It's shocking that progressive journalists have progressive ideas and share them with other progressive journalists.
Wait, no, it's not? Then I suppose I am misreading the series of stories in the conservative Daily Caller that have revealed the exchanges of the now-defunct Journolist, a supposedly off-the-record listserv for nearly 500 journalists and policy wonks, most of whom were progressive. (My deep dark confession: I was a member, mainly a lurker; I haven't posted anything in years. And, truth be told, when I did post it usually was to promote a column or article I had written, seeking links.) The Daily Caller and other conservatives have depicted the Journolist gang as practically a secret society coordinating the so-called liberal line in the media. But an ex-Daily Caller reporter was part of the group—which has gone unreported on by the Caller.
Sarah Palin today called Journolist participants "sick puppies" and has pointed to the Daily Caller's articles as proof that anti-free-speech libs control the mainstream media and have subverted it for their own nefarious purposes. But that's a foolish analysis, for equating the Journolist group—predominantly self-identified liberals writing or working for self-identified liberal outfits—with the MSM is absurd. The listserv was mainly a fun place for folks to kibbitz, trade ideas, and argue over published pieces. Think of it as a bar for journalists—without the booze, but with the occassional brawl. Sure, some participants wrote intemperate comments, just as they would mouth off in a tavern with friends, colleagues, or antagonists. Journalists—liberal and conservatives—do hold strong opinions and often are not shy about sharing. While I do not begrudge the Daily Caller the fun copy it has obtained by gaining access to Journolist archives—I would certainly write stories about a similar conservative listserv if I could—this is not an instance when a conspiracy has been exposed (especially since Politico and others have already written about the existence of Journolist).
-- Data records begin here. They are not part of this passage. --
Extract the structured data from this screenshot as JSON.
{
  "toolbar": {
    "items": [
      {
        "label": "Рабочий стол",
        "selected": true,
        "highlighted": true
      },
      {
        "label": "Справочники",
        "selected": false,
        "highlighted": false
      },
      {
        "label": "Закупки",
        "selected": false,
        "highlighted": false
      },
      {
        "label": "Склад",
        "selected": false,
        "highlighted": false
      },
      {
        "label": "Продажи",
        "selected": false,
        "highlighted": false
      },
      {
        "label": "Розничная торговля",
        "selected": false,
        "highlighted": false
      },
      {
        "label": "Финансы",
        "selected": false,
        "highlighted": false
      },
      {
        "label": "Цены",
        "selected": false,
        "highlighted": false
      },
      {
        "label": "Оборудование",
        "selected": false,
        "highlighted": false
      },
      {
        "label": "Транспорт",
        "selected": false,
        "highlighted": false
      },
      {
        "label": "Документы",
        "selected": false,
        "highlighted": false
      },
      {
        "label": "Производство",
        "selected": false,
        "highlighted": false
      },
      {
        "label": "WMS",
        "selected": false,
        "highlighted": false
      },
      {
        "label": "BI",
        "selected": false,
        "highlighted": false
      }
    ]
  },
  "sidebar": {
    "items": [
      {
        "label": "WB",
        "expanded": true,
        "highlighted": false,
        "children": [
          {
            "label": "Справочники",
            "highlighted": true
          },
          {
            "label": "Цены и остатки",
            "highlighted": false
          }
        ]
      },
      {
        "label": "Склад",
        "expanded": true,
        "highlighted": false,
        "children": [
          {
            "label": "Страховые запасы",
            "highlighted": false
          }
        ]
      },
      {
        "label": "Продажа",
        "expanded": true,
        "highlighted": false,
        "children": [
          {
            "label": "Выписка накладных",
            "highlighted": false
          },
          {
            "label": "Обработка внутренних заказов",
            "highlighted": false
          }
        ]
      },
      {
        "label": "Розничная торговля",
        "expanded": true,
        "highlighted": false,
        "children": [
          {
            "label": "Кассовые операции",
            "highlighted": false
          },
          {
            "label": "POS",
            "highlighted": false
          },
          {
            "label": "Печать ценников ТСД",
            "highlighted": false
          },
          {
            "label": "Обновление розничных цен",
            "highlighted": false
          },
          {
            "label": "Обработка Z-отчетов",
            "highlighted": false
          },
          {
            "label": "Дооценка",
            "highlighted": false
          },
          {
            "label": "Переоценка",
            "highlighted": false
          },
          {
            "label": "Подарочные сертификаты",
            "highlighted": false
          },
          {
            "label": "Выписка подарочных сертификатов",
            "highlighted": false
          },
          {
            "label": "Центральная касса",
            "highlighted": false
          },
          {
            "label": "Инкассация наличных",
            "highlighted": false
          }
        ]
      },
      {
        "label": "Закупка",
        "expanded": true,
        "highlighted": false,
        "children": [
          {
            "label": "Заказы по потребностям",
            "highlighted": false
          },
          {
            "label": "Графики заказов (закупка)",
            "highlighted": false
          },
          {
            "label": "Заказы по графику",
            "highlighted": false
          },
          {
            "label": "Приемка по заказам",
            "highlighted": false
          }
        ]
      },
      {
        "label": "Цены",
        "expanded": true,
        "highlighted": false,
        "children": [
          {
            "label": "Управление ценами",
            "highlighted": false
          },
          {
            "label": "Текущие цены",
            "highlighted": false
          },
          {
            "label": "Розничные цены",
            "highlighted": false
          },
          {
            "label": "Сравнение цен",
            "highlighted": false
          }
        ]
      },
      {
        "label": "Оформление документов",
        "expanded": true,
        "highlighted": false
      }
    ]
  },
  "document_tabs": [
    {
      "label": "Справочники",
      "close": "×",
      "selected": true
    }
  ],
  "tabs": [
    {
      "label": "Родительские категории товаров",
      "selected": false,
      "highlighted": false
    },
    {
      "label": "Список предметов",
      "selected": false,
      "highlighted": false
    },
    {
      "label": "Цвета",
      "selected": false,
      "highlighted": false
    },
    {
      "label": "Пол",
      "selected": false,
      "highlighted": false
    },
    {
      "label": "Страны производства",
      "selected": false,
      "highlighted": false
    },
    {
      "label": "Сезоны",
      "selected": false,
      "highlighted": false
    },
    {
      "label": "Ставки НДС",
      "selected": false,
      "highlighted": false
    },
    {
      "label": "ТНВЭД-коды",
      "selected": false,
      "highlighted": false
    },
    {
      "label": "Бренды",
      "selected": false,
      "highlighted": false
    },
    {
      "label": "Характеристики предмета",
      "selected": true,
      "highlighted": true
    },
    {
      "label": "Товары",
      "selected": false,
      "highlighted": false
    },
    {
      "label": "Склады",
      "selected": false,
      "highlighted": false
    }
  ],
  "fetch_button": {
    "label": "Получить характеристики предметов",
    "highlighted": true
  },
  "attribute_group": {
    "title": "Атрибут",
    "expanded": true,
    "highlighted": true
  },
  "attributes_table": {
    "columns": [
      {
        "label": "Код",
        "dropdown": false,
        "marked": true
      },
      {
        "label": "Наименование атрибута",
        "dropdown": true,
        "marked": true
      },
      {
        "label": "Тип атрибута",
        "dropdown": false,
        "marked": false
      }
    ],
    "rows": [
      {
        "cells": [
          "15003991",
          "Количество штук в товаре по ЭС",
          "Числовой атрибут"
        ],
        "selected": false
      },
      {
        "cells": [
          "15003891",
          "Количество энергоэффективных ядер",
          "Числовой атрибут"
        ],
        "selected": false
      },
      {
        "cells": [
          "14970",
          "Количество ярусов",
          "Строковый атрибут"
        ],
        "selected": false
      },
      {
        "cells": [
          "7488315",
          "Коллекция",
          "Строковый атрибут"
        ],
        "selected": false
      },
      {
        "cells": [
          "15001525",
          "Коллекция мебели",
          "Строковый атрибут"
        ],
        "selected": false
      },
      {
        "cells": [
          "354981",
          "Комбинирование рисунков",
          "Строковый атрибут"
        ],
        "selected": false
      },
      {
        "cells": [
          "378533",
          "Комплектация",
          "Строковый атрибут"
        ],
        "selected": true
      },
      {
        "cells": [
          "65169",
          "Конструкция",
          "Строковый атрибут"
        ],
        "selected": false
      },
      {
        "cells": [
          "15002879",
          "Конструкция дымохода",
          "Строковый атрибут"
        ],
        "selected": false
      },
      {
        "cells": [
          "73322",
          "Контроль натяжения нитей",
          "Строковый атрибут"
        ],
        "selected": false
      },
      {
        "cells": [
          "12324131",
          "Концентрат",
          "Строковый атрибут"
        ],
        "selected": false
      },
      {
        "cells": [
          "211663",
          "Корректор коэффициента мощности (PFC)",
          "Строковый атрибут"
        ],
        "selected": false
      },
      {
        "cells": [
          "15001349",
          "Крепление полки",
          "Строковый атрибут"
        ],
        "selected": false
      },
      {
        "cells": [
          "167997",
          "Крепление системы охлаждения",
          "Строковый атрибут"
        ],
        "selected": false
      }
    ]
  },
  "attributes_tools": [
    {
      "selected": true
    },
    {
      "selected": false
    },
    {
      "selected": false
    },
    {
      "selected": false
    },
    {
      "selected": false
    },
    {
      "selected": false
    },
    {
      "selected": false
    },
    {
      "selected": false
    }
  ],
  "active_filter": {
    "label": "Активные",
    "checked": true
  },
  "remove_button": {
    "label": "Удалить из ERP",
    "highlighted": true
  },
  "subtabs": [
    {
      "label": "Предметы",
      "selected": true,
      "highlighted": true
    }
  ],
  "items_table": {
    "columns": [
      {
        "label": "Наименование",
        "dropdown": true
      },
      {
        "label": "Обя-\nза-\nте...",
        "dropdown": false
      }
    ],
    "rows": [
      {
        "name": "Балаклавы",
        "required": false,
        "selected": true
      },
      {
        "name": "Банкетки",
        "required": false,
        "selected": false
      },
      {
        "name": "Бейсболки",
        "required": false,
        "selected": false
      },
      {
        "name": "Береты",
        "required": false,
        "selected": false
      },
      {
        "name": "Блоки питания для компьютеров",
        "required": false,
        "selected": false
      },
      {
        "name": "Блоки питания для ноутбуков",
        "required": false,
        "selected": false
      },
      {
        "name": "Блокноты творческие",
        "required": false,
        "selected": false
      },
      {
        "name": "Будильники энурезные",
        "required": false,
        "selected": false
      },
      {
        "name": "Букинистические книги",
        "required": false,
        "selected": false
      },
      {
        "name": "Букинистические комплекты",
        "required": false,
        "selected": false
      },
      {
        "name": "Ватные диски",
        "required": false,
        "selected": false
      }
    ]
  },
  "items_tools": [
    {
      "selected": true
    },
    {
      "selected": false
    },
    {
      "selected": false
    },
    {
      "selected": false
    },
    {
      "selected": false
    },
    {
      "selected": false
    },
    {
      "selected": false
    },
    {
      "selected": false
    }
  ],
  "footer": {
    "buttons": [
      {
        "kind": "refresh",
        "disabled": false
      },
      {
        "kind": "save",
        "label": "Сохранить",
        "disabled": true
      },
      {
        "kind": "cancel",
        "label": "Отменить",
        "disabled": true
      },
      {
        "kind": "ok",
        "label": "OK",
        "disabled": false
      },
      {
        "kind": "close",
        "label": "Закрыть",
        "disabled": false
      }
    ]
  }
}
The latest Journolist piece hit close to home, for it features a headline based on a Journolist comment made by Nick Baumann, a reporter in Mother Jones' Washington, DC, bureau. (See Nick's take on the Journolist flap here.) The article zeroes in on the hours following John McCain's announcement that Sarah Palin would be his running mate. Journolist was exploding with comments from members wondering what was behind this odd selection and what was the best way to write about it—and to attack it. (Hey, they're liberals.) In years past, this sort of conversation would have happened in a restaurant or hotel lobby—presumably the bar next to the lobby—where reporters would gather. In this instance, it occurred electronically. I believe that at the time I was in a rented house in St. Paul—the site of the GOP convention—with Baumann and Jonathan Stein, another Mother Jones reporter (now a grad student in California). Like good journalists, we each immediately began to contact people (in Alaska and elsewhere) who could explain this choice or who could tell us anything interesting about Palin. While doing this, Nick and Jonathan participated in the ongoing Journolist conversation about Palin.